In the summer of 2009, Alain de Botton will be invited by the owners of Heathrow airport to become their first ever Writer in Residence.
He will be installed in the middle of Terminal 5 on a raised platform with a laptop connected to screens, enabling passengers to see what he is writing and to come and share their stories. He will meet travellers from around the world, and will be given unprecedented access to wander the airport and speak with everyone from window cleaners and baggage handlers to air traffic controllers and cabin crew.
Working with the renowned documentary photographer Richard Baker, de Botton will produce an extraordinary meditation upon the nature of place, time, and our daily lives. He will explore the magical and the mundane, personal and collective experiences and the interactions of travellers and workers all over this familiar but mysterious site.
Like all airports, Heathrow (the 15th century village of Heath Row lies beneath the short stay car park) is a 'non-place' that we by definition want to leave, but it also provides a window into many worlds - through the thousands of people it dispatches every day. A Week at the Airport is sure to delight de Botton's large following, and anyone interested in the stories behind the way we live.
Author Biography: Alain de Botton is the bestselling author of books on the philosophy of subjects including love, travel and status. He is the founder of The School of Life, an organisation in London for whom he has conducted a guided weekend tour of Heathrow airport.

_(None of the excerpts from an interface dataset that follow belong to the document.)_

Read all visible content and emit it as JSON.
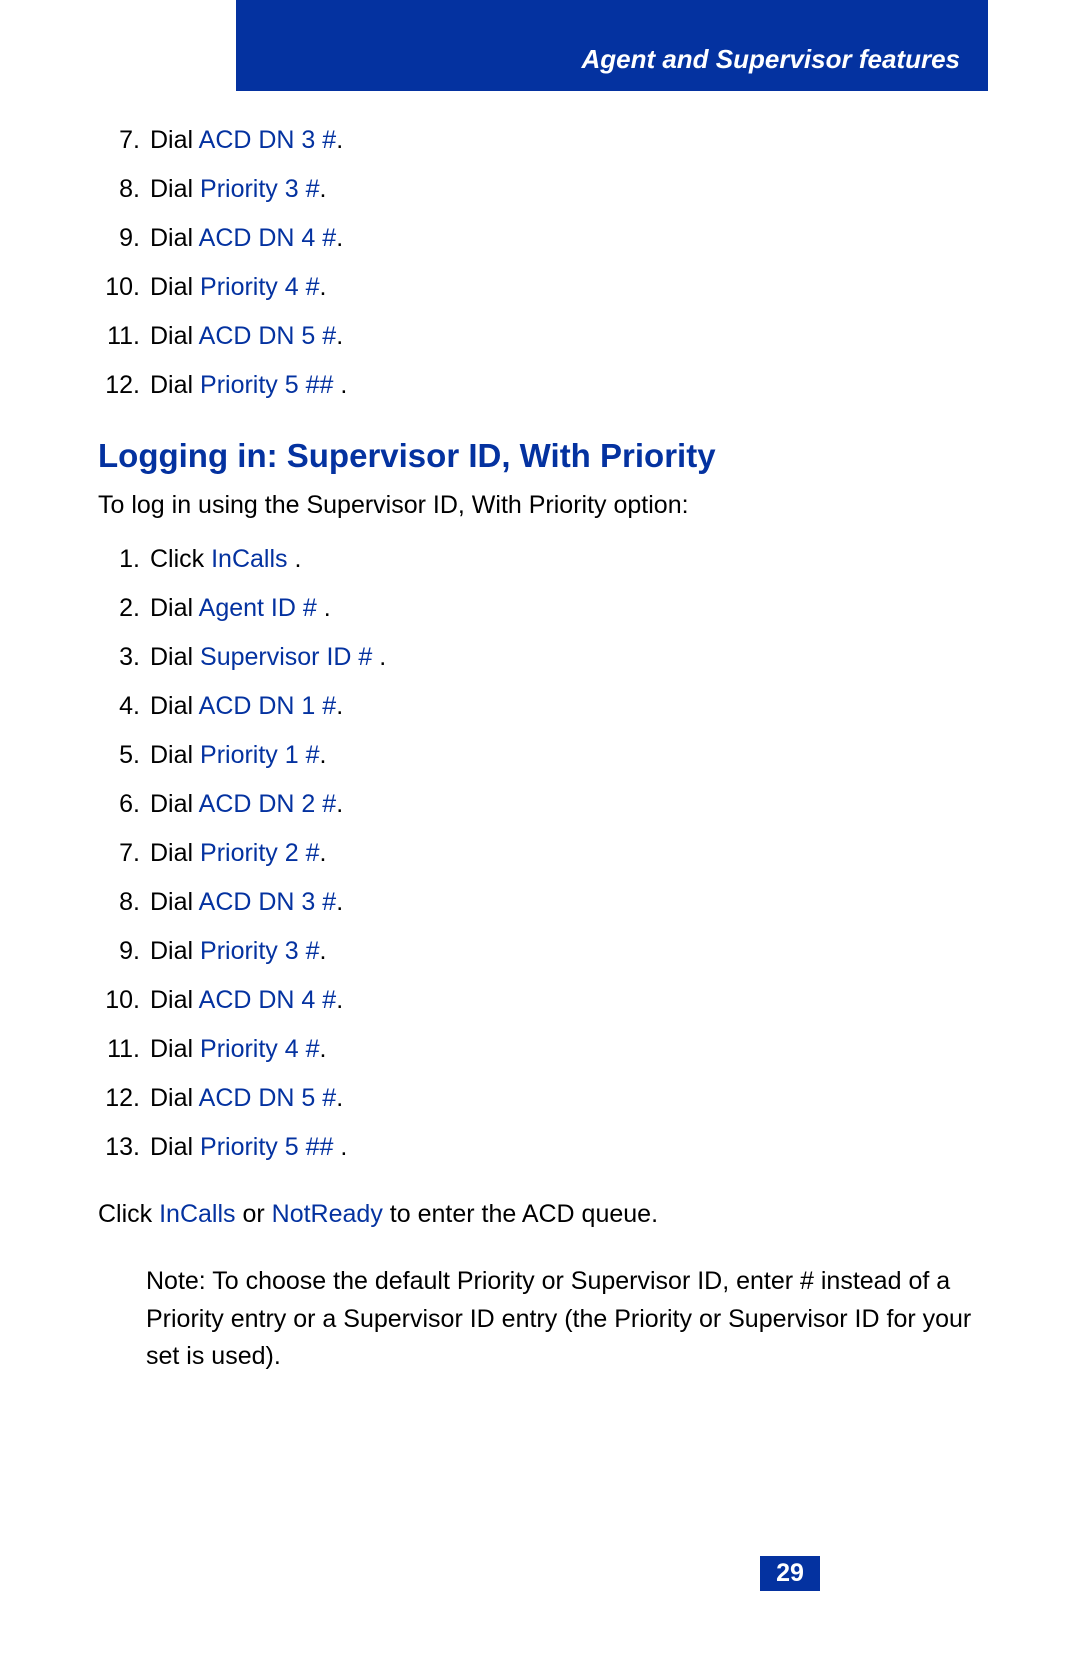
{
  "header": {
    "title": "Agent and Supervisor features"
  },
  "list1": [
    {
      "n": "7.",
      "prefix": "Dial ",
      "link": "ACD DN 3 #",
      "suffix": "."
    },
    {
      "n": "8.",
      "prefix": "Dial ",
      "link": "Priority 3 #",
      "suffix": "."
    },
    {
      "n": "9.",
      "prefix": "Dial ",
      "link": "ACD DN 4 #",
      "suffix": "."
    },
    {
      "n": "10.",
      "prefix": "Dial ",
      "link": "Priority 4 #",
      "suffix": "."
    },
    {
      "n": "11.",
      "prefix": "Dial ",
      "link": "ACD DN 5 #",
      "suffix": "."
    },
    {
      "n": "12.",
      "prefix": "Dial ",
      "link": "Priority 5 ##",
      "suffix": " ."
    }
  ],
  "section": {
    "heading": "Logging in: Supervisor ID, With Priority",
    "intro": "To log in using the Supervisor ID, With Priority option:"
  },
  "list2": [
    {
      "n": "1.",
      "prefix": "Click ",
      "link": "InCalls",
      "suffix": " ."
    },
    {
      "n": "2.",
      "prefix": "Dial ",
      "link": "Agent ID #",
      "suffix": " ."
    },
    {
      "n": "3.",
      "prefix": "Dial ",
      "link": "Supervisor ID #",
      "suffix": " ."
    },
    {
      "n": "4.",
      "prefix": "Dial ",
      "link": "ACD DN 1 #",
      "suffix": "."
    },
    {
      "n": "5.",
      "prefix": "Dial ",
      "link": "Priority 1 #",
      "suffix": "."
    },
    {
      "n": "6.",
      "prefix": "Dial ",
      "link": "ACD DN 2 #",
      "suffix": "."
    },
    {
      "n": "7.",
      "prefix": "Dial ",
      "link": "Priority 2 #",
      "suffix": "."
    },
    {
      "n": "8.",
      "prefix": "Dial ",
      "link": "ACD DN 3 #",
      "suffix": "."
    },
    {
      "n": "9.",
      "prefix": "Dial ",
      "link": "Priority 3 #",
      "suffix": "."
    },
    {
      "n": "10.",
      "prefix": "Dial ",
      "link": "ACD DN 4 #",
      "suffix": "."
    },
    {
      "n": "11.",
      "prefix": "Dial ",
      "link": "Priority 4 #",
      "suffix": "."
    },
    {
      "n": "12.",
      "prefix": "Dial ",
      "link": "ACD DN 5 #",
      "suffix": "."
    },
    {
      "n": "13.",
      "prefix": "Dial ",
      "link": "Priority 5 ##",
      "suffix": " ."
    }
  ],
  "sentence": {
    "pre": "Click ",
    "link1": "InCalls",
    "mid": " or ",
    "link2": "NotReady",
    "post": " to enter the ACD queue."
  },
  "note": "Note: To choose the default Priority or Supervisor ID, enter # instead of a Priority entry or a Supervisor ID entry (the Priority or Supervisor ID for your set is used).",
  "page_number": "29"
}
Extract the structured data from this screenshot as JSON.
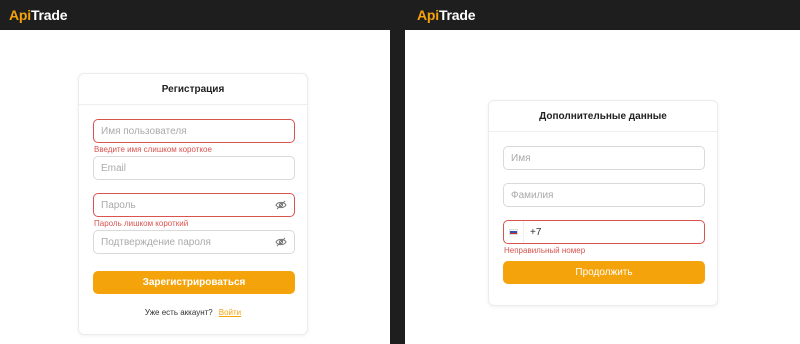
{
  "brand": {
    "part1": "Api",
    "part2": "Trade"
  },
  "registration": {
    "title": "Регистрация",
    "username": {
      "placeholder": "Имя пользователя",
      "value": "",
      "error": "Введите имя слишком короткое"
    },
    "email": {
      "placeholder": "Email",
      "value": ""
    },
    "password": {
      "placeholder": "Пароль",
      "value": "",
      "error": "Пароль лишком короткий"
    },
    "confirm": {
      "placeholder": "Подтверждение пароля",
      "value": ""
    },
    "submit_label": "Зарегистрироваться",
    "have_account": "Уже есть аккаунт?",
    "login_link": "Войти"
  },
  "additional": {
    "title": "Дополнительные данные",
    "first_name": {
      "placeholder": "Имя",
      "value": ""
    },
    "last_name": {
      "placeholder": "Фамилия",
      "value": ""
    },
    "phone": {
      "value": "+7",
      "country_flag": "russia-flag-icon",
      "error": "Неправильный номер"
    },
    "continue_label": "Продолжить"
  },
  "colors": {
    "accent": "#f5a30a",
    "error": "#d9534f",
    "topbar": "#1e1e1e"
  }
}
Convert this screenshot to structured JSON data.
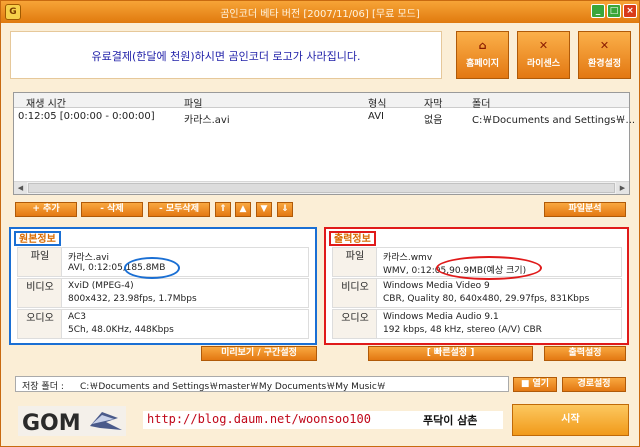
{
  "window": {
    "title": "곰인코더 베타 버전 [2007/11/06] [무료 모드]",
    "app_icon_letter": "G"
  },
  "banner": {
    "text": "유료결제(한달에 천원)하시면 곰인코더 로고가 사라집니다."
  },
  "top_buttons": [
    {
      "label": "홈페이지",
      "icon": "home-icon"
    },
    {
      "label": "라이센스",
      "icon": "license-icon"
    },
    {
      "label": "환경설정",
      "icon": "settings-icon"
    }
  ],
  "file_list": {
    "columns": [
      "재생 시간",
      "파일",
      "형식",
      "자막",
      "폴더"
    ],
    "rows": [
      [
        "0:12:05 [0:00:00 - 0:00:00]",
        "카라스.avi",
        "AVI",
        "없음",
        "C:￦Documents and Settings￦..."
      ]
    ]
  },
  "list_buttons": {
    "add": "+ 추가",
    "delete": "- 삭제",
    "delete_all": "- 모두삭제",
    "analyze": "파일분석"
  },
  "source_info": {
    "title": "원본정보",
    "rows": [
      {
        "label": "파일",
        "line1": "카라스.avi",
        "line2_prefix": "AVI, 0:12:05,",
        "line2_highlight": "185.8MB"
      },
      {
        "label": "비디오",
        "line1": "XviD (MPEG-4)",
        "line2": "800x432, 23.98fps, 1.7Mbps"
      },
      {
        "label": "오디오",
        "line1": "AC3",
        "line2": "5Ch, 48.0KHz, 448Kbps"
      }
    ],
    "preview_button": "미리보기 / 구간설정"
  },
  "output_info": {
    "title": "출력정보",
    "rows": [
      {
        "label": "파일",
        "line1": "카라스.wmv",
        "line2_prefix": "WMV, 0:12:05,",
        "line2_highlight": "90.9MB(예상 크기)"
      },
      {
        "label": "비디오",
        "line1": "Windows Media Video 9",
        "line2": "CBR, Quality 80, 640x480, 29.97fps, 831Kbps"
      },
      {
        "label": "오디오",
        "line1": "Windows Media Audio 9.1",
        "line2": "192 kbps, 48 kHz, stereo (A/V) CBR"
      }
    ],
    "quick_button": "[ 빠른설정 ]",
    "output_button": "출력설정"
  },
  "save_folder": {
    "label": "저장 폴더 :",
    "path": "C:￦Documents and Settings￦master￦My Documents￦My Music￦",
    "open_button": "열기",
    "path_button": "경로설정"
  },
  "footer": {
    "logo_text": "GOM",
    "url": "http://blog.daum.net/woonsoo100",
    "signature": "푸닥이 삼촌",
    "start_button": "시작"
  },
  "colors": {
    "accent": "#f08a1c",
    "source_border": "#1a6fd4",
    "output_border": "#e01a1a",
    "banner_text": "#1f1fa8",
    "url_text": "#c0081a"
  }
}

You'll read this book with a wry smile. I love the way he sees the airport's security staff as 'like thriller writers ... paid to imagine life as a little more eventful than it customarily manages to be'. For his part, he gives meaning to things most people would see as meaningless - a very useful talent -- William Leith * Evening Standard *

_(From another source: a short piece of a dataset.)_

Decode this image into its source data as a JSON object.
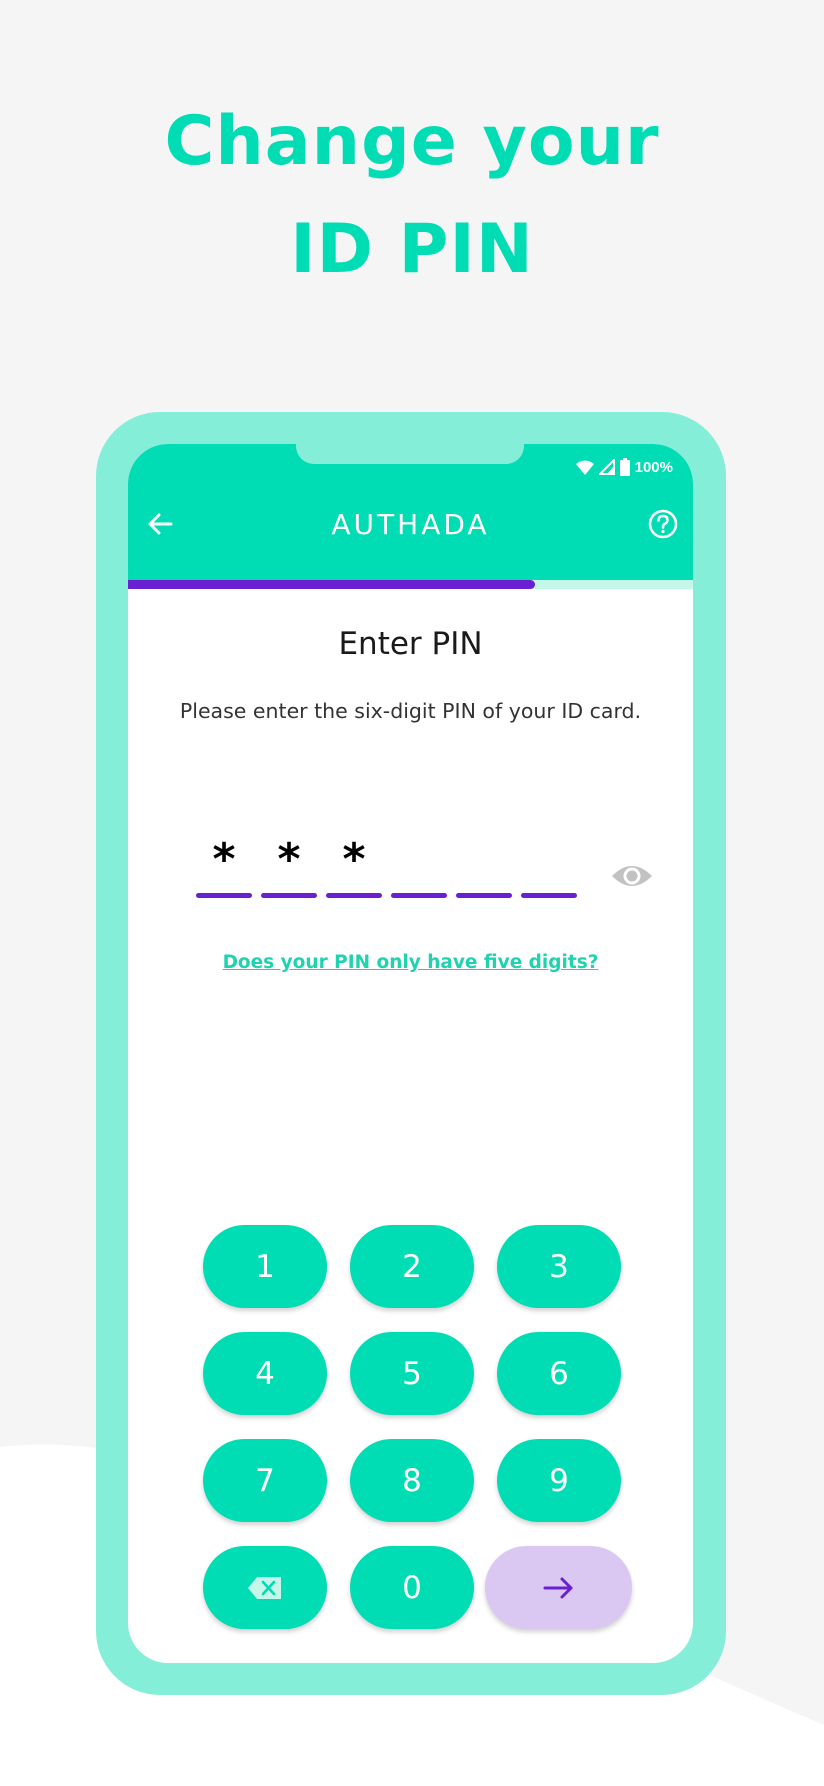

Funny, charming and slender enough to pack in your carry-on... * Daily Mail *
Simultaneously poignant and terribly funny ... de Botton's most imaginative work yet * Spectator *
He makes a fine fist of pondering transient life in Terminal 5. * The Times *
Shrewd, perceptive and gently ironic ... At de Botton's T5, banality and sublimity circle in a perpetual holding pattern -- Boyd Tonkin * Independent *
This is best read sitting in the afternoon sunlight with a glass of wine to add to the cumulative appreciation of this interesting and insightful book. * Canberra Times, Australia *
Alain de Botton's amusing, small book should not be missed by people of the Third Age ... it's jolly, perceptive and human * Adelaide Review, Australia *
I read Alain de Botton's A Week at the Airport with smiles of recognition, nods of approval and sighs of admiration. Most people can't wait to get away from airports. I'm very glad he stayed. -- Michael Palin * Guardian *